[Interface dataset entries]
* * * *
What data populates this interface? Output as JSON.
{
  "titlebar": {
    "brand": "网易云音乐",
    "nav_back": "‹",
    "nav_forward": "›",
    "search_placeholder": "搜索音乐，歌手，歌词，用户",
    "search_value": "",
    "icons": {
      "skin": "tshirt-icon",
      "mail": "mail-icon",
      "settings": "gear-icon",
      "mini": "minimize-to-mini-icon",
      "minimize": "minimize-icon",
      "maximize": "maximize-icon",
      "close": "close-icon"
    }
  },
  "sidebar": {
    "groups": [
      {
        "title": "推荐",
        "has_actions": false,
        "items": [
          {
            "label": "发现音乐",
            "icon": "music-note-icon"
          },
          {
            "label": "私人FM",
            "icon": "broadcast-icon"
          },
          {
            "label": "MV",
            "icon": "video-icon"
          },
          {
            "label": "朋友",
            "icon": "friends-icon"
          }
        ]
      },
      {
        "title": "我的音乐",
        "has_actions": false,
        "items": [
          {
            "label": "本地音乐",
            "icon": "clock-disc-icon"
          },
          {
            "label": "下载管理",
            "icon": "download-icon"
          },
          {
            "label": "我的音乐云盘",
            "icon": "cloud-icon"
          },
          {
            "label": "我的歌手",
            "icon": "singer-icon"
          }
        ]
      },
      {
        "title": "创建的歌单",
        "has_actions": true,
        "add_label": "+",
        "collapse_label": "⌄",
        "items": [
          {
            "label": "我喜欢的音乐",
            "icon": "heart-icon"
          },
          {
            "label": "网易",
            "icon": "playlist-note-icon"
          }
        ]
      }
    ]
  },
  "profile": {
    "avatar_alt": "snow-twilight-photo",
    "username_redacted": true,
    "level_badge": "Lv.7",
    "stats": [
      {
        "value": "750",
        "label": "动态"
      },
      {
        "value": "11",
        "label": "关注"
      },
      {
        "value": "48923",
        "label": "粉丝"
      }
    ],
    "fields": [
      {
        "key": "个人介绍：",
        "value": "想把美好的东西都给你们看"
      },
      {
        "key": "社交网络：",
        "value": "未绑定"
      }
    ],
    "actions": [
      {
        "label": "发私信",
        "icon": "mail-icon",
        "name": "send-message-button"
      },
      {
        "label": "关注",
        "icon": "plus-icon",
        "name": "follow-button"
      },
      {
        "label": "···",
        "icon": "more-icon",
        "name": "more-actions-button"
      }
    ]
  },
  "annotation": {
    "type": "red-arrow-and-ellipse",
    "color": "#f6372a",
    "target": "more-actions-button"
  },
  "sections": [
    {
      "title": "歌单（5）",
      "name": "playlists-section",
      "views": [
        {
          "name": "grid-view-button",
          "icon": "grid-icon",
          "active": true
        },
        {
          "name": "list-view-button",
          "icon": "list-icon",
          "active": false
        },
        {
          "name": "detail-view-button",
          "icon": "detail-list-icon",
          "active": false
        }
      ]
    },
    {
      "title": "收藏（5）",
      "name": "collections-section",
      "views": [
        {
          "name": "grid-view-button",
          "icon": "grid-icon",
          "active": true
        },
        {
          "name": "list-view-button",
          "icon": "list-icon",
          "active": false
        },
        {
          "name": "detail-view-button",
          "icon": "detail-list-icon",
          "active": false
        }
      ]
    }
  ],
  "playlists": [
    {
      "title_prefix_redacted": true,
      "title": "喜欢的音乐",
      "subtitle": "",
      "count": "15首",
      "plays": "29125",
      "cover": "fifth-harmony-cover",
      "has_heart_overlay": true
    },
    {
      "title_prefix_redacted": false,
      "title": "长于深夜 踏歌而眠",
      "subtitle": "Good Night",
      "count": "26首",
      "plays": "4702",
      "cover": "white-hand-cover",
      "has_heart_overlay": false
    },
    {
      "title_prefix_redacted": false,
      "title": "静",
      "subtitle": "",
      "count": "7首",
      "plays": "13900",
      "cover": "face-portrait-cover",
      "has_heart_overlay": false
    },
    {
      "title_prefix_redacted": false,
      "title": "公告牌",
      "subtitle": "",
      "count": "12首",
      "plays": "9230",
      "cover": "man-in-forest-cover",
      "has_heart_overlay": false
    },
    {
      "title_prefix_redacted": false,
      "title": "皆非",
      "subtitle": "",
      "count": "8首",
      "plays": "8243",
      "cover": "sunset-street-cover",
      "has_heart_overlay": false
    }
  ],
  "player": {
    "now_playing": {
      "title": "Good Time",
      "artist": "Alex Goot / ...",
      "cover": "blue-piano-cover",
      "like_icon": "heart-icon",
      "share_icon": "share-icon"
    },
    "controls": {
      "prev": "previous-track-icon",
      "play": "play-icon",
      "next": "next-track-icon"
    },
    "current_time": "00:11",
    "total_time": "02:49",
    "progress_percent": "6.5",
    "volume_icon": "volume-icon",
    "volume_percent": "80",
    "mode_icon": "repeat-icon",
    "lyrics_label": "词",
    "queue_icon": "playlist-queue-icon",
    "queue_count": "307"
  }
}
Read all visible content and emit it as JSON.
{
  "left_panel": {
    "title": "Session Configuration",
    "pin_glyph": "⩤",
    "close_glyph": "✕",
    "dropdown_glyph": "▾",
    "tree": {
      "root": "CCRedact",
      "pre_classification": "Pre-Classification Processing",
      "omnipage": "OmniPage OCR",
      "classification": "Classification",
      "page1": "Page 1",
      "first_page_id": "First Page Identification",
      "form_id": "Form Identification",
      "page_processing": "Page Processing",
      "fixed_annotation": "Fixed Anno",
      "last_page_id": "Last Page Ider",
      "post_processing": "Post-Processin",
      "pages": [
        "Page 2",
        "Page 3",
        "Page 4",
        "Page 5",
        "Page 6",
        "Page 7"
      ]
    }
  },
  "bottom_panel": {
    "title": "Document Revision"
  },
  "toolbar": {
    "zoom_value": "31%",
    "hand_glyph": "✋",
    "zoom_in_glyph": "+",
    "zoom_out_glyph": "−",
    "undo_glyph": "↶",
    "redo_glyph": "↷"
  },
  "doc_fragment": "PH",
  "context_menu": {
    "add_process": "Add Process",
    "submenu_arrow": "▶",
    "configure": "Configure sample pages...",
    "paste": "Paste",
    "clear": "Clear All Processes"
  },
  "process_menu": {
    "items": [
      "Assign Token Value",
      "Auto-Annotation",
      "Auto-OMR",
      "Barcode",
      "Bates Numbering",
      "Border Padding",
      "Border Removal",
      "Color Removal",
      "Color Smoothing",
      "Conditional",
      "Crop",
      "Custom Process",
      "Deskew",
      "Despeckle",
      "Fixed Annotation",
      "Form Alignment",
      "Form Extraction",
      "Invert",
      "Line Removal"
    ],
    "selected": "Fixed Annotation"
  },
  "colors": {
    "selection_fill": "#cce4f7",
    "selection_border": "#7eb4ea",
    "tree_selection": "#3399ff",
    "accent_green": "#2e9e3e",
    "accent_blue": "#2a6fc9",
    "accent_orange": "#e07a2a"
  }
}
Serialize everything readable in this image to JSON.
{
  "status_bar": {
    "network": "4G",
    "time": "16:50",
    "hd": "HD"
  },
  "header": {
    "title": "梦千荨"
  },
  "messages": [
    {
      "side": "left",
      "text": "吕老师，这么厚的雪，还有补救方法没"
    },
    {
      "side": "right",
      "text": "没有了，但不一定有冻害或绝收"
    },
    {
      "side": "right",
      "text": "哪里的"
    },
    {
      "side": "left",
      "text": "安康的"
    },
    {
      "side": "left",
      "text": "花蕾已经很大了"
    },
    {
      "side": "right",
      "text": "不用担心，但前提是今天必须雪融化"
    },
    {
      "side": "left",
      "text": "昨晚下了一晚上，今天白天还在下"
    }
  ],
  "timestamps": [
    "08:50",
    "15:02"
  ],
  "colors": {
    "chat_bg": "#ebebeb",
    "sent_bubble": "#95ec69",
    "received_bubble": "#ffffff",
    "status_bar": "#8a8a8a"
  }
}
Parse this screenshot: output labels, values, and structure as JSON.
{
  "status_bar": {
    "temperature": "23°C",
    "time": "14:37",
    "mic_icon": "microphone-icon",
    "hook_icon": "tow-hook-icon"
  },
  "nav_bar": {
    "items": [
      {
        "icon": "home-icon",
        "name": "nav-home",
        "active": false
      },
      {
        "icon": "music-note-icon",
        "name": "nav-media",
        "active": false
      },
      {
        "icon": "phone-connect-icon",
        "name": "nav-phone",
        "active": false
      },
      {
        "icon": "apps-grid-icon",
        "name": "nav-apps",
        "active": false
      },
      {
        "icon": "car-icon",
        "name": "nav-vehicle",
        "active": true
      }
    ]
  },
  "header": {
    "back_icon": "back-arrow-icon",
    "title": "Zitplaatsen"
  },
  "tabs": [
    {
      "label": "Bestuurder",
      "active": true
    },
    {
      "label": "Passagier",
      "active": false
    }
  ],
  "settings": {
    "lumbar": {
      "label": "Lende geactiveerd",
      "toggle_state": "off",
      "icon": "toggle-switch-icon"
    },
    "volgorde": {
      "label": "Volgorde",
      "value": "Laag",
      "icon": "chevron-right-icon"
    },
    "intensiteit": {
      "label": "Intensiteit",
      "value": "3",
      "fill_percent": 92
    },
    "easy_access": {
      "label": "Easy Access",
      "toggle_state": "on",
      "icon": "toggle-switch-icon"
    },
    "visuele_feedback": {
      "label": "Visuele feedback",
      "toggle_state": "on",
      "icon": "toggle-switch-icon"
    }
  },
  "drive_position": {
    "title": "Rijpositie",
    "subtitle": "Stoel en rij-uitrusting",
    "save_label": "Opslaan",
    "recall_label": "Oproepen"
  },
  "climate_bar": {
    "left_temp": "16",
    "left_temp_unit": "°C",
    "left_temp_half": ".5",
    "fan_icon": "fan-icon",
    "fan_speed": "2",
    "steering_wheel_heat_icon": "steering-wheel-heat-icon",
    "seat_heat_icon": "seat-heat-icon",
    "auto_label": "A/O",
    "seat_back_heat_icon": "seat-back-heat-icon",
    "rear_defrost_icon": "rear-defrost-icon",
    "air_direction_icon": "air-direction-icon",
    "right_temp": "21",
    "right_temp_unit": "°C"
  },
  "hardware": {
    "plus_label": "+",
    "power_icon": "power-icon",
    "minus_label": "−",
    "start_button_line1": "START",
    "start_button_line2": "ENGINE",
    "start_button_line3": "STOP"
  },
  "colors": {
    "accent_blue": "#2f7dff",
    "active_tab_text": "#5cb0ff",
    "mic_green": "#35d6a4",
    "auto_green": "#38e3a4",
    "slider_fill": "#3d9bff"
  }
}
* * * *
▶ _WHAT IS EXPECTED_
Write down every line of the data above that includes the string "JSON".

▶ _ANSWER TO THIS TASK_
What data populates this interface? Output as JSON.
Read all visible content and emit it as JSON.
Serialize everything readable in this image to JSON.
Parse this screenshot: output labels, values, and structure as JSON.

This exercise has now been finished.